DAKAR, president Macky Sall said Wednesday that the ban on homosexuality in Senegal was a matter of the cultural specificity of his country and had “nothing to do” with the homophobia, in the presence of the canadian prime minister Justin Trudeau, who has “briefly” discussed the subject with him.
“I’m always at the defense of the rights of the person and I always get those stakes everywhere I go”, said at a press point that is common to Dakar Mr. Trudeau, known for his involvement in the matter. “The president Macky Sall knows very well my outlook on it and we talked about it briefly”, he added.
He put in a counterpoint, the fact that Senegal is, according to him, “a leader in the field of democracy, in terms of values, we all have work to do yet.”
Mr. Sall has confirmed that the question is sensitive in this country of West Africa, had been addressed at the time of their interview.
“Only, the laws of our country obey the norms that are the distillation of our values of culture and civilization”, he said. “This has nothing to do with homophobia. Those who have a sexual orientation of their choice, are not the subject of exclusion’, he insisted.
Reproached by a journalist who asked him what of the laws banning homosexuality were not part of homophobia, Mr Sall has kept to explain.
But it has left the door open to evolution.

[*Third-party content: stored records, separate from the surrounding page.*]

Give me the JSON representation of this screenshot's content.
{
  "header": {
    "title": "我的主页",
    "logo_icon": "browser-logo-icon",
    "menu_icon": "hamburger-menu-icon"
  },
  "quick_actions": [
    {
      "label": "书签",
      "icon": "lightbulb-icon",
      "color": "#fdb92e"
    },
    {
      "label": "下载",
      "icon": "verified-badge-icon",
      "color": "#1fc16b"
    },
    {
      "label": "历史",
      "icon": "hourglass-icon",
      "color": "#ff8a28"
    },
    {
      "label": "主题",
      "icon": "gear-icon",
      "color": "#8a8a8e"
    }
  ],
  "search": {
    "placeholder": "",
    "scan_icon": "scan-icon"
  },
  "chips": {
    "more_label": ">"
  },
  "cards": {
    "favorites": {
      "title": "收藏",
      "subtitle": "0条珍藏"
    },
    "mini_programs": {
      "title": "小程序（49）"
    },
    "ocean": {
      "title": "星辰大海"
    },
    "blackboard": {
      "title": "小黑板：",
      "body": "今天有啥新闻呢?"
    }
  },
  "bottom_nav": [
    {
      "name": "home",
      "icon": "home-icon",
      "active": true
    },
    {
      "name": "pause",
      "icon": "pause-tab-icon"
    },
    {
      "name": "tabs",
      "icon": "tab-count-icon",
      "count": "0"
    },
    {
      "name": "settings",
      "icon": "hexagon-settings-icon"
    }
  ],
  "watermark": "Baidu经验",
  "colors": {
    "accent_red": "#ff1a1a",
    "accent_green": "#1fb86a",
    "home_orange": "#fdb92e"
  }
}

“We can’t ask the Senegal to say: “Tomorrow legalizes homosexuality, and, in the future, it is the gay parade, etc””, he added, in reference to the Gay pride or “marches, pride events held in other regions of the world.
“This, this is not possible because our society does not accept it. The company, it will evolve, it will take the time that it will take”, said the senegalese president.
“We cannot have a global vision of the world where all countries think the same and do the same thing”, he added. “Each country has its own metabolism”, he insisted.
The senegalese law punishes with penalties of one to five years imprisonment for homosexual acts. The penal Code talks about “act immodest or against nature with an individual of her sex”.
Mr. Sall, whose country is often cited as an example of the rule of law in Africa, has always relied on the specificities of Senegal, to refuse a decriminalization of homosexuality.
More than half of the countries in sub-saharan Africa – 28 of 49 – have laws prohibiting or criminalizing homosexuality, sometimes punishable by death.